**Available records**.
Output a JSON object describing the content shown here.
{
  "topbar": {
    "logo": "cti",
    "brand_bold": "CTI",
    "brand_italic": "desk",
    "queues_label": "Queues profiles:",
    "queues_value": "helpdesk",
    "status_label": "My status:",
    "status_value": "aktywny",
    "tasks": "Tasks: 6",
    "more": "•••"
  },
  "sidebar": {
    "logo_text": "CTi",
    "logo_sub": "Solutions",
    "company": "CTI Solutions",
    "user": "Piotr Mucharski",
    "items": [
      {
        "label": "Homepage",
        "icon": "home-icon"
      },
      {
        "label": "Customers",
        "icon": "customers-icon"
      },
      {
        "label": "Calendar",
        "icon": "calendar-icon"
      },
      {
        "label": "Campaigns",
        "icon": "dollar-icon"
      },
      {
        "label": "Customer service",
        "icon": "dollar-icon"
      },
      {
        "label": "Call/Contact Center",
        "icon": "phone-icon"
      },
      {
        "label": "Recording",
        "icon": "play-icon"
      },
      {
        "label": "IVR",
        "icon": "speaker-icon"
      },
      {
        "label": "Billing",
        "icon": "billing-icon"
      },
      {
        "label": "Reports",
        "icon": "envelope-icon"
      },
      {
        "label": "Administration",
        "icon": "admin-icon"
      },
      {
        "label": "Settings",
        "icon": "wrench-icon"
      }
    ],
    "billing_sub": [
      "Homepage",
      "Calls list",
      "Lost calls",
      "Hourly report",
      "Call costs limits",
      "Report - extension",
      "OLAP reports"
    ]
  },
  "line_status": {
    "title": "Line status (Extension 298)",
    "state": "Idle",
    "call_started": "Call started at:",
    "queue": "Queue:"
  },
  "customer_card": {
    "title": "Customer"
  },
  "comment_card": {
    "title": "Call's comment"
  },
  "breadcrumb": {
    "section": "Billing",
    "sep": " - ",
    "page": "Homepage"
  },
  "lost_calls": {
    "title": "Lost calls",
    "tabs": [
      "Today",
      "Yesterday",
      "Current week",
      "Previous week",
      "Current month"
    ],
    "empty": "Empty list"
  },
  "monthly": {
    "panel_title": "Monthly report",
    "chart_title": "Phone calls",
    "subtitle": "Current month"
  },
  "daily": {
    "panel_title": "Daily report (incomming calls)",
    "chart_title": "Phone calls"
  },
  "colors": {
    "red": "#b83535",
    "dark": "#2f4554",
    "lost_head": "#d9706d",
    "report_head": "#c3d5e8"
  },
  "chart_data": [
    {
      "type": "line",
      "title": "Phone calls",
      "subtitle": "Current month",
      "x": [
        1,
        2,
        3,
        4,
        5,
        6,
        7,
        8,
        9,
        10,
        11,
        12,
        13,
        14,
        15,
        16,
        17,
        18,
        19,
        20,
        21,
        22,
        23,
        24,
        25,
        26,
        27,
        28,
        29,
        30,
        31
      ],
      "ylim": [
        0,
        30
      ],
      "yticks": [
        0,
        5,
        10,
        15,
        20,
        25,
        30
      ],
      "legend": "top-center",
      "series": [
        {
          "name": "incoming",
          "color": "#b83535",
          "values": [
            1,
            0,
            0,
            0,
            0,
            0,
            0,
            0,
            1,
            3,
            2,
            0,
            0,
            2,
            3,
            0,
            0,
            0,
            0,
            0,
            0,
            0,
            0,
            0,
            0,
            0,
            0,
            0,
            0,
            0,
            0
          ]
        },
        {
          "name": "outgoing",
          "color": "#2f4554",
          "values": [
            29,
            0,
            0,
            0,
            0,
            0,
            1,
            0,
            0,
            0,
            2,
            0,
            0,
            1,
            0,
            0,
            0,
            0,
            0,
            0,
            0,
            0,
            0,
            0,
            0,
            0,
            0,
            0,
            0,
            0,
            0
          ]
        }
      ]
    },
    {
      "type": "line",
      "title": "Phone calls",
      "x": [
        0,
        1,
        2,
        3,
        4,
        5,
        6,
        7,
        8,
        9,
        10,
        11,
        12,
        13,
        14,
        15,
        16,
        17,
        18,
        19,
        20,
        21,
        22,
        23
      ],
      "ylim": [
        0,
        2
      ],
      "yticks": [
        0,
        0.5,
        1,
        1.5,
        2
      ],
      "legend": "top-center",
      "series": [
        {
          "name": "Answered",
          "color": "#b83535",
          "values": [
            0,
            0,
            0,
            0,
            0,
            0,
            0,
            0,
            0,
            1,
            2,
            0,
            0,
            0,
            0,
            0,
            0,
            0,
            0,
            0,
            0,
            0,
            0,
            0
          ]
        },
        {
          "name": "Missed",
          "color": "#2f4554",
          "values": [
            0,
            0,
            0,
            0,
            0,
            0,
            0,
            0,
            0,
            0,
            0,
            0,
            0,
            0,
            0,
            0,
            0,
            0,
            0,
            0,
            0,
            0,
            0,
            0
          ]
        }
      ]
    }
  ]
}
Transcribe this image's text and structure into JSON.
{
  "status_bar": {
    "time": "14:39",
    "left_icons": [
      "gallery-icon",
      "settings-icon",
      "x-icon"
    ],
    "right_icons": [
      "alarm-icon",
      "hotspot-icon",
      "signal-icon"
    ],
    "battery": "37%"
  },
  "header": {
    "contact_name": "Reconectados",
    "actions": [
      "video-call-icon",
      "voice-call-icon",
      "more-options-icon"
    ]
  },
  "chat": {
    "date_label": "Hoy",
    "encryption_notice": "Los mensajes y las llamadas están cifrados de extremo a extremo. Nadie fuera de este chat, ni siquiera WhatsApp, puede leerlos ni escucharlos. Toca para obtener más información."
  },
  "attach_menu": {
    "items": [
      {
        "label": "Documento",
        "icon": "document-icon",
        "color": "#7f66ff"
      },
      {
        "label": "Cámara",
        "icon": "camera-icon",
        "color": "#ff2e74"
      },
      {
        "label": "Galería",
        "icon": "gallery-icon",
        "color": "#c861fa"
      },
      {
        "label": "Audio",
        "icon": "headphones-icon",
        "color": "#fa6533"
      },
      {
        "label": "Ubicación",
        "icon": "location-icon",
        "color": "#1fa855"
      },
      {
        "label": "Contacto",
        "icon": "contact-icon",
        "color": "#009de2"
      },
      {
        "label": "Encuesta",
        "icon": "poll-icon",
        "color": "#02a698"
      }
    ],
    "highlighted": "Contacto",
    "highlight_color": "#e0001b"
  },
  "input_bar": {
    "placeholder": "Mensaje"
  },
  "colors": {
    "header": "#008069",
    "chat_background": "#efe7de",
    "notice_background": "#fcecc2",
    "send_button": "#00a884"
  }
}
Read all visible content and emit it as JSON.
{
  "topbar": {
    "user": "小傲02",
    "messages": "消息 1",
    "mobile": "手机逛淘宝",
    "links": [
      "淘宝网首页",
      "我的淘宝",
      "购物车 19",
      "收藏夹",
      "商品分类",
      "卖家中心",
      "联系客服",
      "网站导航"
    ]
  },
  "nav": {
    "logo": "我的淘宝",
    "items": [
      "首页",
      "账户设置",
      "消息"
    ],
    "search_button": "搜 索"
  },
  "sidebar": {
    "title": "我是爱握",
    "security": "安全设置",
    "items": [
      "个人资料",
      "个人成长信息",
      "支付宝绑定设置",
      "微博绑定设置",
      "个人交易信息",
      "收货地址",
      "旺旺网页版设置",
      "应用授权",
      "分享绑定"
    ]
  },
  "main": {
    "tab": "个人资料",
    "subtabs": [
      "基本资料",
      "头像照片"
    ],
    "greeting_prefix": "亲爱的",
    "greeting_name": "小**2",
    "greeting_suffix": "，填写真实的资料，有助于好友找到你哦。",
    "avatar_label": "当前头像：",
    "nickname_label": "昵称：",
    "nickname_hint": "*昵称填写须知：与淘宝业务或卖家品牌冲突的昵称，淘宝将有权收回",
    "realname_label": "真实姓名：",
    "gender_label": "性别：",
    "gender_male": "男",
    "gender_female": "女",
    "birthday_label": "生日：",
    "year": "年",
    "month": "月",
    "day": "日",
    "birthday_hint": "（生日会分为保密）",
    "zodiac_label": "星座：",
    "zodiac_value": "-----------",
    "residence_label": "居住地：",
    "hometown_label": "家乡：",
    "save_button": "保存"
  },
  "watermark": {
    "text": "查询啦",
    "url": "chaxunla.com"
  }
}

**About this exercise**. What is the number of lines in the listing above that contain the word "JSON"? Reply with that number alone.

**Task answer**. 3